(Required action): Among the entries beneath this sentence, how many lines include the word "Details"? Only the number is wanted.

Website and app data records
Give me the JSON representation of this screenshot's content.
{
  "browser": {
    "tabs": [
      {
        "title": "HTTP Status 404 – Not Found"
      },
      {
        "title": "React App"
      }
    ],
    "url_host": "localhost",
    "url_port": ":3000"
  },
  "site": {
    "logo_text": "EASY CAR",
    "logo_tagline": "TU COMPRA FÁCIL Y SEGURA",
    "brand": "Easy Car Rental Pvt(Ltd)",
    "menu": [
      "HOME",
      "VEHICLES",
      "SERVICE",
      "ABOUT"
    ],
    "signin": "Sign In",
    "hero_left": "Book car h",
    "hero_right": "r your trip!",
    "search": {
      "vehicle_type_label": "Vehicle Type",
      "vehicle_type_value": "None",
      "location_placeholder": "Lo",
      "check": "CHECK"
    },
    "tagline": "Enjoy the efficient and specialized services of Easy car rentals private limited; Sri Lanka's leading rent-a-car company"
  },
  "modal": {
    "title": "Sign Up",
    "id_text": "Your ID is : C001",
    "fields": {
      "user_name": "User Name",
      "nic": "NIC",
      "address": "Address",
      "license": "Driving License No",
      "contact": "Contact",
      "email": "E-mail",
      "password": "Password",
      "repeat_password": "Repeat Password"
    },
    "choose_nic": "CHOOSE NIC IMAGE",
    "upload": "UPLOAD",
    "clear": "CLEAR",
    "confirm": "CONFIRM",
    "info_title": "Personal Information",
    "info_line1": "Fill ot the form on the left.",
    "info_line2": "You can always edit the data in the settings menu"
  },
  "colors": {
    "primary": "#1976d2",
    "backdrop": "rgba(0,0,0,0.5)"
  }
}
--
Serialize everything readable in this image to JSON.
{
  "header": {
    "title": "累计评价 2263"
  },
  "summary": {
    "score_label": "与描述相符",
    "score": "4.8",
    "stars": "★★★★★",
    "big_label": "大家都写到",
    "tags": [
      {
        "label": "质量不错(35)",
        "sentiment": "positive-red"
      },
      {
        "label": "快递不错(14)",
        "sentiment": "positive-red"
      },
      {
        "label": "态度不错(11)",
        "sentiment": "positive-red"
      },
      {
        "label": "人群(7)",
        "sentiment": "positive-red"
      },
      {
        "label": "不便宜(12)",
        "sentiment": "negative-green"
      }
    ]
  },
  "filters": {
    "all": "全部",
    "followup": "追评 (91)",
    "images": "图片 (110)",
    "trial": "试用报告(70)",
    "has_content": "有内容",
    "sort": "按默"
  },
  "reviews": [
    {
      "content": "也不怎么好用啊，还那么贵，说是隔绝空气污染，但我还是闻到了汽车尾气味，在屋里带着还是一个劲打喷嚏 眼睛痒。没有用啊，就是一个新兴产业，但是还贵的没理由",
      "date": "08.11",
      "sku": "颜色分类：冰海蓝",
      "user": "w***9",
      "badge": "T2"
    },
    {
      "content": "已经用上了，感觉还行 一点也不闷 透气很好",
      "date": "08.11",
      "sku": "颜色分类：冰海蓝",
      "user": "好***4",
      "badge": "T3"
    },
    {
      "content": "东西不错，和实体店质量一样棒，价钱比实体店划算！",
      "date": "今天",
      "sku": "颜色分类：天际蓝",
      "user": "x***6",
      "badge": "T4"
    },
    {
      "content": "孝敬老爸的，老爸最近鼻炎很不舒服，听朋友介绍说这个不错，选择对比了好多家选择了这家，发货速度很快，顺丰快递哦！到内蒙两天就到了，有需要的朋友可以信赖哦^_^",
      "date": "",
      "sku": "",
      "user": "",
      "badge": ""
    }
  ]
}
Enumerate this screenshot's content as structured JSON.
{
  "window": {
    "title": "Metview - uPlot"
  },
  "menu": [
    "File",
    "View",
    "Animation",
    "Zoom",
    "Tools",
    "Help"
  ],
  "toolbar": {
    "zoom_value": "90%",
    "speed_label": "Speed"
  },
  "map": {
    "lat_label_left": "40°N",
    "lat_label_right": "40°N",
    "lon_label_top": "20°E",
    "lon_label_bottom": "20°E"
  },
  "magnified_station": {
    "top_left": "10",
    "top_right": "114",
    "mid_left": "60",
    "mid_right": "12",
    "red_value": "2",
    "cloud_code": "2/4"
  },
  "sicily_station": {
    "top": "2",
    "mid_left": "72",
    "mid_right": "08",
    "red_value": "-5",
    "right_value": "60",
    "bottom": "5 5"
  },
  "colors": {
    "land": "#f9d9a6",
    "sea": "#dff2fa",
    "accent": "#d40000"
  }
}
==
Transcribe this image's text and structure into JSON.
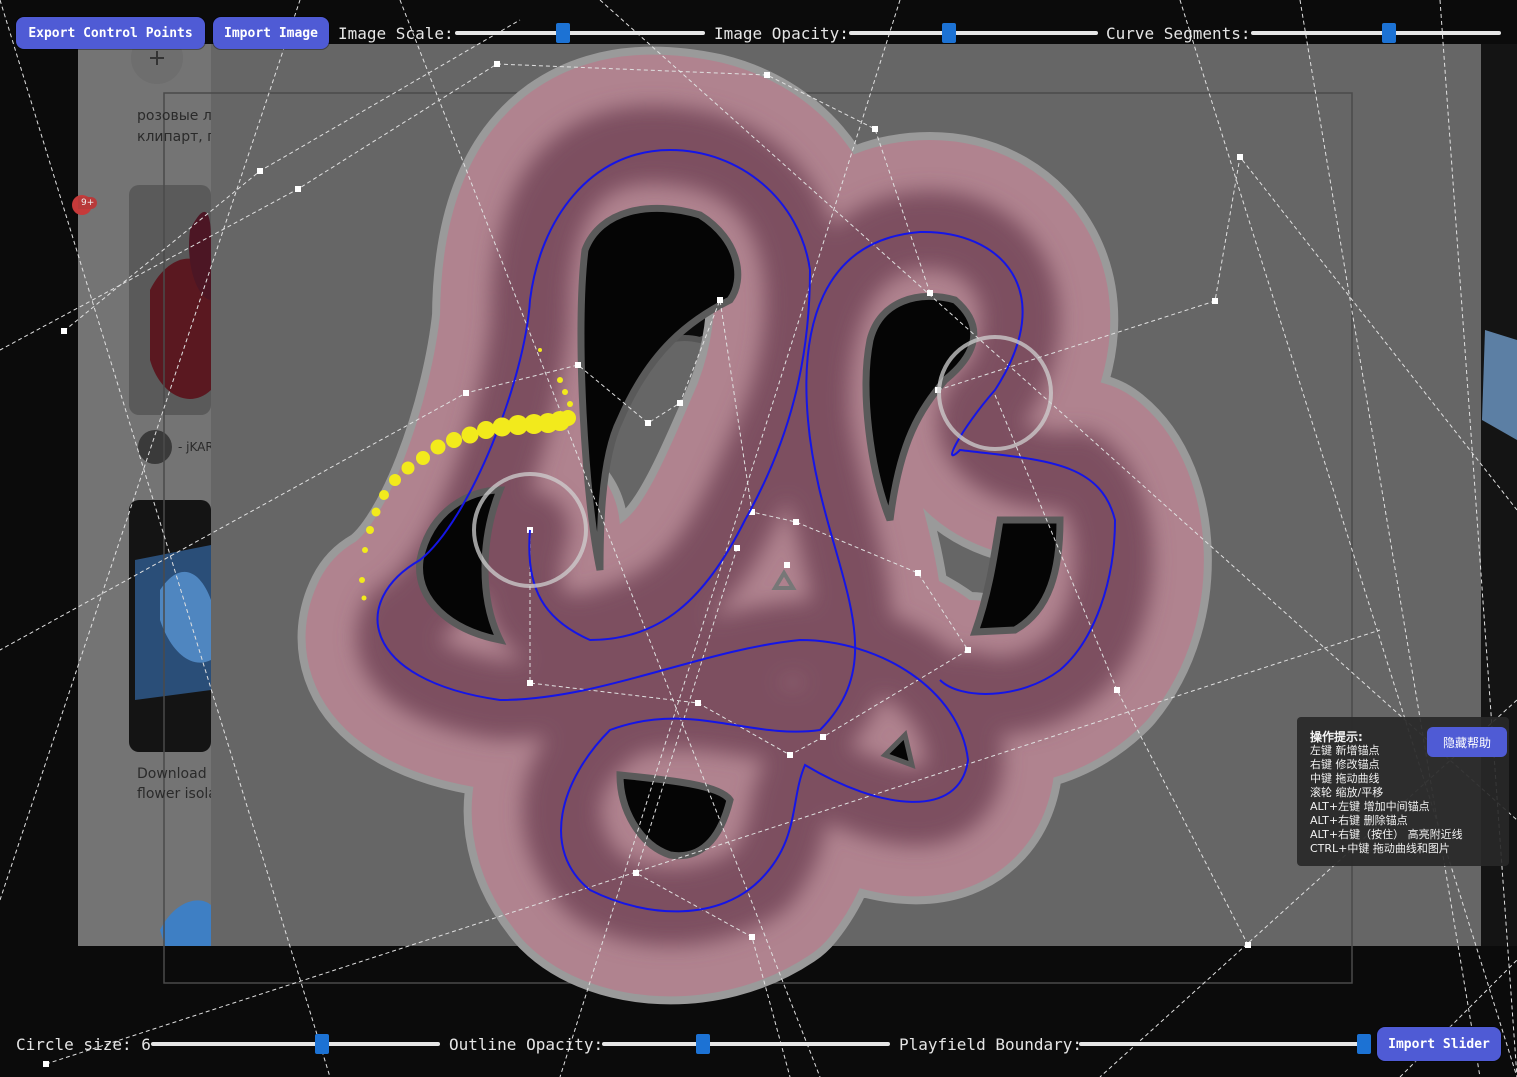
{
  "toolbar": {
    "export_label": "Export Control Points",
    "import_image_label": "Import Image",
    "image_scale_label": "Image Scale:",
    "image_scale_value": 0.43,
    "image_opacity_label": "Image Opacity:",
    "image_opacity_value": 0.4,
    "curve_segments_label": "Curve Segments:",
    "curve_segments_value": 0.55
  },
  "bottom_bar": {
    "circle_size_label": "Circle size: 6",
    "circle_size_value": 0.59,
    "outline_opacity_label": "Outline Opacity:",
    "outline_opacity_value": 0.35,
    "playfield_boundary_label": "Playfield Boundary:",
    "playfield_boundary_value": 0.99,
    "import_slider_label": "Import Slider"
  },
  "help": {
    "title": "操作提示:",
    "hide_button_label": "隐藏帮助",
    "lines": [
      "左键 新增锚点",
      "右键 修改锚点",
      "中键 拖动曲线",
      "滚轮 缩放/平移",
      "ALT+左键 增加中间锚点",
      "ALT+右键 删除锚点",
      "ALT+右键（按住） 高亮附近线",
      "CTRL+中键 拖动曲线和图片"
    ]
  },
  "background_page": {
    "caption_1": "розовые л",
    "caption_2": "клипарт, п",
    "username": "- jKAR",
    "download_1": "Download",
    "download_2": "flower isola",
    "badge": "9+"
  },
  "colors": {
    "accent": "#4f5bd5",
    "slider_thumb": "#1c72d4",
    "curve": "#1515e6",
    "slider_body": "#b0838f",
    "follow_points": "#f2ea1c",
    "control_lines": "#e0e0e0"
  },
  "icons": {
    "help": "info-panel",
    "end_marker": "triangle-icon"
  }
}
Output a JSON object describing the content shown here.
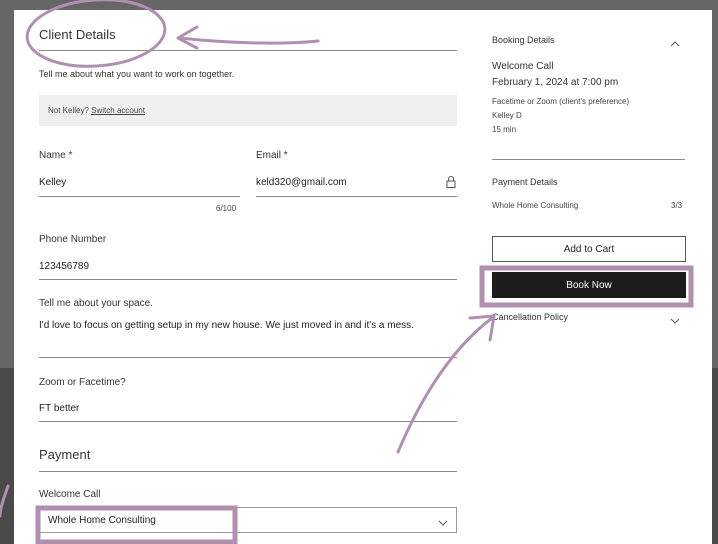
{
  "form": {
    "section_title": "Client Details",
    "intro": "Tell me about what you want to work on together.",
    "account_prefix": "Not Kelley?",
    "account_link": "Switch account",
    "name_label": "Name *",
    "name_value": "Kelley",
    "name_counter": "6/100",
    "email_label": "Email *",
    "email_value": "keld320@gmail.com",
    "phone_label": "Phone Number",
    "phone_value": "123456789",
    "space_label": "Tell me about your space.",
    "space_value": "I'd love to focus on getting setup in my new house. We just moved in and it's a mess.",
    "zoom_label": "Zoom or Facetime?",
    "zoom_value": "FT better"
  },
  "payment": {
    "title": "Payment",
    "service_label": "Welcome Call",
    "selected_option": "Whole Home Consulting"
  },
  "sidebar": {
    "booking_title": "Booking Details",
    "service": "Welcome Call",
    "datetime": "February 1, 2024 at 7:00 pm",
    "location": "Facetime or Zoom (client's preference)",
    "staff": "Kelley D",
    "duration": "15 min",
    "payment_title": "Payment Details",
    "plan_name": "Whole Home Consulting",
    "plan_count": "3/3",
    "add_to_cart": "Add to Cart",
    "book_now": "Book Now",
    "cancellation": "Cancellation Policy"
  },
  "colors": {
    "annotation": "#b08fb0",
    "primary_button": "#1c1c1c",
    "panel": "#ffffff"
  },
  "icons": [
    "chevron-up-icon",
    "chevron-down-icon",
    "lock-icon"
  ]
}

(Answer for this exercise): 3